Dataset rows describing interfaces >>
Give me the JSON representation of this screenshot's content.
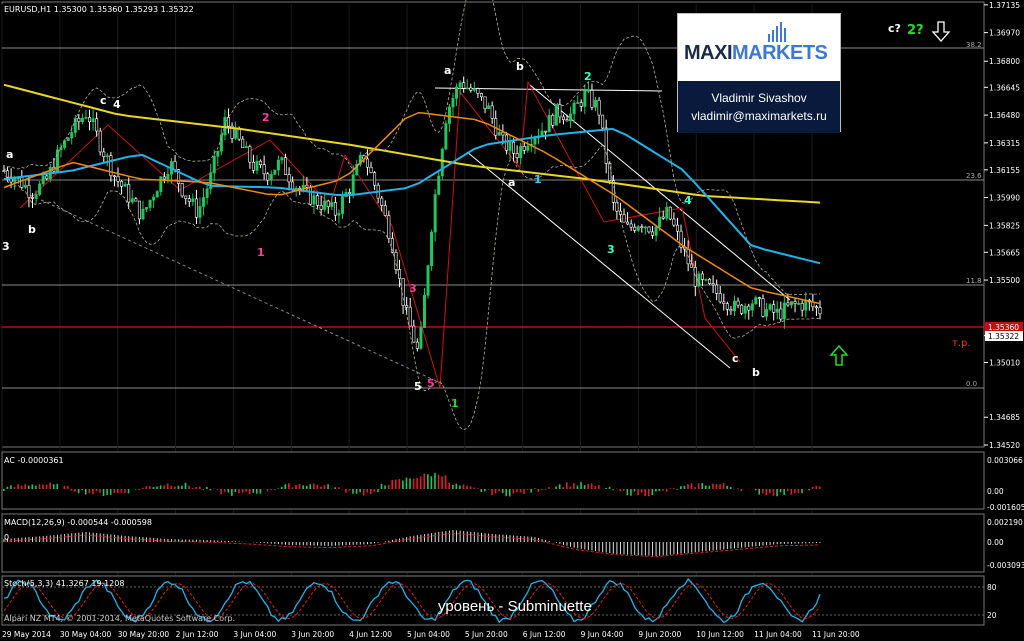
{
  "main_title": "EURUSD,H1  1.35300 1.35360 1.35293 1.35322",
  "price_axis": [
    "1.37135",
    "1.36970",
    "1.36800",
    "1.36645",
    "1.36480",
    "1.36315",
    "1.36155",
    "1.35990",
    "1.35825",
    "1.35665",
    "1.35500",
    "1.35170",
    "1.35010",
    "1.34685",
    "1.34520"
  ],
  "current_price": "1.35322",
  "tp_price": "1.35360",
  "fib_levels": [
    "38.2",
    "23.6",
    "11.8",
    "0.0"
  ],
  "tp_label": "т.р.",
  "corner_marks": {
    "c": "c?",
    "two": "2?"
  },
  "time_axis": [
    "29 May 2014",
    "30 May 04:00",
    "30 May 20:00",
    "2 Jun 12:00",
    "3 Jun 04:00",
    "3 Jun 20:00",
    "4 Jun 12:00",
    "5 Jun 04:00",
    "5 Jun 20:00",
    "6 Jun 12:00",
    "9 Jun 04:00",
    "9 Jun 20:00",
    "10 Jun 12:00",
    "11 Jun 04:00",
    "11 Jun 20:00"
  ],
  "ac_panel": {
    "title": "AC -0.0000361",
    "axis": [
      "0.003066",
      "0.00",
      "-0.001605"
    ]
  },
  "macd_panel": {
    "title": "MACD(12,26,9) -0.000544 -0.000598",
    "axis": [
      "0.002190",
      "0.00",
      "-0.003093"
    ],
    "zero_mark": "0"
  },
  "stoch_panel": {
    "title": "Stoch(5,3,3) 41.3267 19.1208",
    "axis": [
      "80",
      "20"
    ]
  },
  "copyright": "Alpari NZ MT4, © 2001-2014, MetaQuotes Software Corp.",
  "logo": {
    "brand_a": "MAXI",
    "brand_b": "MARKETS",
    "name": "Vladimir Sivashov",
    "email": "vladimir@maximarkets.ru"
  },
  "caption": "уровень - Subminuette",
  "waves": [
    {
      "t": "a",
      "c": "#ffffff"
    },
    {
      "t": "b",
      "c": "#ffffff"
    },
    {
      "t": "3",
      "c": "#ffffff"
    },
    {
      "t": "c",
      "c": "#ffffff"
    },
    {
      "t": "4",
      "c": "#ffffff"
    },
    {
      "t": "2",
      "c": "#ff3fa0"
    },
    {
      "t": "1",
      "c": "#ff3fa0"
    },
    {
      "t": "a",
      "c": "#ffffff"
    },
    {
      "t": "b",
      "c": "#ffffff"
    },
    {
      "t": "2",
      "c": "#33ffcc"
    },
    {
      "t": "1",
      "c": "#33ccff"
    },
    {
      "t": "a",
      "c": "#ffffff"
    },
    {
      "t": "3",
      "c": "#33ffcc"
    },
    {
      "t": "4",
      "c": "#33ffcc"
    },
    {
      "t": "c",
      "c": "#ffffff"
    },
    {
      "t": "b",
      "c": "#ffffff"
    },
    {
      "t": "5",
      "c": "#ffffff"
    },
    {
      "t": "1",
      "c": "#22dd22"
    },
    {
      "t": "3",
      "c": "#ff3fa0"
    },
    {
      "t": "5",
      "c": "#ff3fa0"
    }
  ],
  "colors": {
    "ma_slow": "#e8d820",
    "ma_mid": "#1eb4e8",
    "ma_fast": "#f08a10",
    "bull": "#22c55e",
    "bear": "#ffffff",
    "hline": "#ff2020",
    "wave_line": "#d01010"
  },
  "chart_data": {
    "type": "candlestick",
    "symbol": "EURUSD",
    "timeframe": "H1",
    "ylim": [
      1.3452,
      1.3714
    ],
    "close_path": [
      1.3615,
      1.361,
      1.3602,
      1.3608,
      1.3626,
      1.364,
      1.365,
      1.363,
      1.3612,
      1.36,
      1.3588,
      1.3605,
      1.362,
      1.3602,
      1.359,
      1.3612,
      1.3645,
      1.3632,
      1.3618,
      1.3613,
      1.362,
      1.3607,
      1.36,
      1.3595,
      1.359,
      1.3605,
      1.3625,
      1.3602,
      1.3575,
      1.3532,
      1.3505,
      1.359,
      1.365,
      1.3668,
      1.3661,
      1.3652,
      1.3632,
      1.3625,
      1.3635,
      1.364,
      1.365,
      1.3648,
      1.366,
      1.3652,
      1.3595,
      1.358,
      1.3585,
      1.358,
      1.359,
      1.357,
      1.355,
      1.3545,
      1.354,
      1.3532,
      1.3538,
      1.3532,
      1.353,
      1.3535,
      1.3536,
      1.3532
    ],
    "ma_slow": [
      1.3666,
      1.3648,
      1.364,
      1.363,
      1.3618,
      1.361,
      1.36,
      1.3596
    ],
    "ma_mid": [
      1.361,
      1.3615,
      1.3625,
      1.3606,
      1.3605,
      1.36,
      1.3605,
      1.363,
      1.3636,
      1.364,
      1.3615,
      1.357,
      1.356
    ],
    "ma_fast": [
      1.3605,
      1.362,
      1.361,
      1.3608,
      1.36,
      1.361,
      1.365,
      1.3645,
      1.3625,
      1.36,
      1.357,
      1.3545,
      1.3536
    ],
    "fib_retracement": [
      "38.2",
      "23.6",
      "11.8",
      "0.0"
    ]
  }
}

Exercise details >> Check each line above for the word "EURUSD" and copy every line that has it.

The answer >>
  "main_title": "EURUSD,H1  1.35300 1.35360 1.35293 1.35322",
    "symbol": "EURUSD",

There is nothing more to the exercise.